Content starts

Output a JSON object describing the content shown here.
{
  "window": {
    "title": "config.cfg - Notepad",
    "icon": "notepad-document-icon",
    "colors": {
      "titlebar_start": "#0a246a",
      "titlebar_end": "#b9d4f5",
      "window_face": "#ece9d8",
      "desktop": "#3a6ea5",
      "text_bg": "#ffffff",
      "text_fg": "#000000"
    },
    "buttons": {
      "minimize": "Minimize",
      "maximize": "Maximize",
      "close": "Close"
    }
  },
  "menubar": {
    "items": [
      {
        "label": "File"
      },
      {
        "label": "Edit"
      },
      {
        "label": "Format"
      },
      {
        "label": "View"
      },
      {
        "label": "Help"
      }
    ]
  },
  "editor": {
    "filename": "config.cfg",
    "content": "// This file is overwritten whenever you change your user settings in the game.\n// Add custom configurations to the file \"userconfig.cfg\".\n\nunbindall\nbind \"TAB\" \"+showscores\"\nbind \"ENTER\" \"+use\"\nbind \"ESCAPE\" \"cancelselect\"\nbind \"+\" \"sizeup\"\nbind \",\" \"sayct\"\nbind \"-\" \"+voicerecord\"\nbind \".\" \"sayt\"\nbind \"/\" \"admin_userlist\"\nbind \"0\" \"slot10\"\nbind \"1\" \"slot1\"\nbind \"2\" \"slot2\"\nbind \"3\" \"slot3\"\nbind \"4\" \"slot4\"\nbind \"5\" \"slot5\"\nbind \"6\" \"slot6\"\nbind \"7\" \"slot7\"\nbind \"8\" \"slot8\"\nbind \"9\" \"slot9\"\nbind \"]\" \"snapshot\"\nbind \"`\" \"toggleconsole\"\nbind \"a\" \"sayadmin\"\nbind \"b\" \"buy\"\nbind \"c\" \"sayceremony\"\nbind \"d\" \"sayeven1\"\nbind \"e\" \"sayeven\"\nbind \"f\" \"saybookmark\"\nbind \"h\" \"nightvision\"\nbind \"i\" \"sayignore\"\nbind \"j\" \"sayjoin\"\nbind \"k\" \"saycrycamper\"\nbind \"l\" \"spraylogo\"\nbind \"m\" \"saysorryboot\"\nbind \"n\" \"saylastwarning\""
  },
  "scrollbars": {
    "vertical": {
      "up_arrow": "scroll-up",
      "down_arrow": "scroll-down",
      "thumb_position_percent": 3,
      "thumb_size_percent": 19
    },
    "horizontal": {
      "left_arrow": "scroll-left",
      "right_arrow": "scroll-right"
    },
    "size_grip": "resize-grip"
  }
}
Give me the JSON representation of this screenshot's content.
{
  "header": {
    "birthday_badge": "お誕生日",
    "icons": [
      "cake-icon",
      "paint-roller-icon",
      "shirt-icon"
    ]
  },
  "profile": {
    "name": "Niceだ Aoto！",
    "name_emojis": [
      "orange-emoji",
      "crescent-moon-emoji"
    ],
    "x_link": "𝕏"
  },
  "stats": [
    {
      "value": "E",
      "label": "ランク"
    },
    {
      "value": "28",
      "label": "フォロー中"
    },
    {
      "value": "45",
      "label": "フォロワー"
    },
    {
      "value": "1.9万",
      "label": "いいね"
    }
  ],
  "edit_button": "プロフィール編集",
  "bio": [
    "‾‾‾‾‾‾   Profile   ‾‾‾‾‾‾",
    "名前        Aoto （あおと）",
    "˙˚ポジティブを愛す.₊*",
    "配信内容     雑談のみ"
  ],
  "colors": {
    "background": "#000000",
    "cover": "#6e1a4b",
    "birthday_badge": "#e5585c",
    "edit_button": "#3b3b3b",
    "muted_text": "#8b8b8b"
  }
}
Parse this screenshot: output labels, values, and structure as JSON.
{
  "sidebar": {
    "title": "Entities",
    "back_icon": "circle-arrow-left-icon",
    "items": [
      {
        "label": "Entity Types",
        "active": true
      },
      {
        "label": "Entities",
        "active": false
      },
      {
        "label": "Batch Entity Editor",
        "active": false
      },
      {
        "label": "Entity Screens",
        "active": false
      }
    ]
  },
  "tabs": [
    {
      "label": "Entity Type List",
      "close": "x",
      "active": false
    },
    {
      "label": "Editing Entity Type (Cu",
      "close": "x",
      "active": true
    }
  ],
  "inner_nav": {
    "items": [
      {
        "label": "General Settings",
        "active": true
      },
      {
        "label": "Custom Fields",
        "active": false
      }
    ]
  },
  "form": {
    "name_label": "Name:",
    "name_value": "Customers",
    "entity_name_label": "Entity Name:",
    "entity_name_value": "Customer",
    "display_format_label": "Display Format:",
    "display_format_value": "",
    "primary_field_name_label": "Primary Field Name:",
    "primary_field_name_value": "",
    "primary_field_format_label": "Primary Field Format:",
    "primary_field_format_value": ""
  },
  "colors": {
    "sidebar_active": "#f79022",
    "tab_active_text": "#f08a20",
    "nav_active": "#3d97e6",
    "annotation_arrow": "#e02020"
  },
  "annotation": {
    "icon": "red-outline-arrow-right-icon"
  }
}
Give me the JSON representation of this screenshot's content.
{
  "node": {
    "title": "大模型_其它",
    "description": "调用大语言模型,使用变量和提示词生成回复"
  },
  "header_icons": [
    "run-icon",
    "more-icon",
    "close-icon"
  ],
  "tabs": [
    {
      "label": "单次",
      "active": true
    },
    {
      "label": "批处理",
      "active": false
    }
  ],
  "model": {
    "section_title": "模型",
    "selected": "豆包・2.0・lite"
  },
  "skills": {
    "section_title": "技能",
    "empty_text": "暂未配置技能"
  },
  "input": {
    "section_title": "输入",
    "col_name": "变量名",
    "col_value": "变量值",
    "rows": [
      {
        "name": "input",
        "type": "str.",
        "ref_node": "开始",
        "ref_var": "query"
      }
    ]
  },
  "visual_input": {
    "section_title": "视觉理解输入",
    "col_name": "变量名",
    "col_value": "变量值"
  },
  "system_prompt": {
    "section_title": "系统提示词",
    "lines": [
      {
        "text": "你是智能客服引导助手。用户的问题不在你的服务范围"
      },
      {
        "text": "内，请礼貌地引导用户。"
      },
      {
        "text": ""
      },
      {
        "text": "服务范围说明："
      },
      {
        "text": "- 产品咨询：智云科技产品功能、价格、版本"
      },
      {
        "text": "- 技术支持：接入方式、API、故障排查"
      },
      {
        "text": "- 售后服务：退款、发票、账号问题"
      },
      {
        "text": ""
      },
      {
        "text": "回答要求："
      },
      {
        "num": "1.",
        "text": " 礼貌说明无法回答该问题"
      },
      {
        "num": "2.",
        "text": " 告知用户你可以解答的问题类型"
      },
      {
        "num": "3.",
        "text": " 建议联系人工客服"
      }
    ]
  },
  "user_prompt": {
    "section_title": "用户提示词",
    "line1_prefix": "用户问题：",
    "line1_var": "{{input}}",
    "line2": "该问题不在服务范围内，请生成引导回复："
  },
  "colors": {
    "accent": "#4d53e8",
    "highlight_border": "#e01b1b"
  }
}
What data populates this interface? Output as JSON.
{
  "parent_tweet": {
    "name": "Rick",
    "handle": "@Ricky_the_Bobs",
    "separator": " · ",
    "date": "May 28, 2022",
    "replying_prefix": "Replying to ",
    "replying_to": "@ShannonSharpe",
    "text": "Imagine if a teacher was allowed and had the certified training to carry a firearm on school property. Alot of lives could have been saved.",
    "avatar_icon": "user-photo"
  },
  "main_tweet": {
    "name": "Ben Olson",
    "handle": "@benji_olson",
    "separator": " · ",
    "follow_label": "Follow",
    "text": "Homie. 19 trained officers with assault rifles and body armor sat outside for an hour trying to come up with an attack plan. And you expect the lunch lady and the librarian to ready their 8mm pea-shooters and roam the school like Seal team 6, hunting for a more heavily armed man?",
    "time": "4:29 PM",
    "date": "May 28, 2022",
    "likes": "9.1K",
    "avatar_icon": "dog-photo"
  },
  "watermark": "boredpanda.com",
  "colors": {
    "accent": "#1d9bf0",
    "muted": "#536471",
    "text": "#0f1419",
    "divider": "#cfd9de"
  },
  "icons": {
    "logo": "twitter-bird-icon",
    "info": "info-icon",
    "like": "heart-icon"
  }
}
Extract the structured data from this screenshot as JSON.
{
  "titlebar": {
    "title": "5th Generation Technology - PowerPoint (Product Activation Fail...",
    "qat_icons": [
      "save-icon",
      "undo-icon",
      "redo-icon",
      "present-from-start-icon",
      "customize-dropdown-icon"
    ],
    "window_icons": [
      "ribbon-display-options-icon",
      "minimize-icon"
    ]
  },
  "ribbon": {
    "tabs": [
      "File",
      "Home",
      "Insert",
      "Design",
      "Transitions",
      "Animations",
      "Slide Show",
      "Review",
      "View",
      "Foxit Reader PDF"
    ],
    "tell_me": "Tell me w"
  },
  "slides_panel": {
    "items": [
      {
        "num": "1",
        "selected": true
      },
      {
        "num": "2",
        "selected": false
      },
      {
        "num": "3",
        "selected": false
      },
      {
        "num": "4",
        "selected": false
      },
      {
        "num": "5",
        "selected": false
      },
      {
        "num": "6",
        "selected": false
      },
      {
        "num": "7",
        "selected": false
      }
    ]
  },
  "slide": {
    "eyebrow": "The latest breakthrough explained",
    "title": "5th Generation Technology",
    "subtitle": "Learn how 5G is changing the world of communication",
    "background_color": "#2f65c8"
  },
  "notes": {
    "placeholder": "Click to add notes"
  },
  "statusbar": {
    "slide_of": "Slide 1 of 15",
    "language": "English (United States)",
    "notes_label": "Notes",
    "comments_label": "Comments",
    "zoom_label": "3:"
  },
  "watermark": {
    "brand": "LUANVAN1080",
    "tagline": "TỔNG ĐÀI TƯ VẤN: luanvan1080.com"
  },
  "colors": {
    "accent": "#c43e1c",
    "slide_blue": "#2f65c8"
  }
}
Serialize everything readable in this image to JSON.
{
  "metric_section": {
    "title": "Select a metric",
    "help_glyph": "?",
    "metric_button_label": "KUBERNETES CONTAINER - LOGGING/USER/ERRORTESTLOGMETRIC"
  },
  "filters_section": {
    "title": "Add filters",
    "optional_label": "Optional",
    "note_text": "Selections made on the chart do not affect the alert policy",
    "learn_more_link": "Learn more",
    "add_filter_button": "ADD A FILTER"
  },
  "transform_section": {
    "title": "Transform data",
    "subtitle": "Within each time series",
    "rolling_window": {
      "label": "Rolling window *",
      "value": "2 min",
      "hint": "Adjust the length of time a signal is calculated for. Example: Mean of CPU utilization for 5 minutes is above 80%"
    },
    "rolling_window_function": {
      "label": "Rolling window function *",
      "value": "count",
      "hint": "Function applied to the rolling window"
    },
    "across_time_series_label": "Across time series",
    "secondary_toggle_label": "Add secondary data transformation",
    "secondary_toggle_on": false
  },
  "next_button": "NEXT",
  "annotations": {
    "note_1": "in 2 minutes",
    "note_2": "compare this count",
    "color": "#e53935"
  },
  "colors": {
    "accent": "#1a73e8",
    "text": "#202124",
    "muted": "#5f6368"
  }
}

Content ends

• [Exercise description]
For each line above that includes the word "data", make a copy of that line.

• [Finished exercise]
What data populates this interface? Output as JSON.
Extract the structured data from this screenshot as JSON.
    "title": "Transform data",
    "secondary_toggle_label": "Add secondary data transformation",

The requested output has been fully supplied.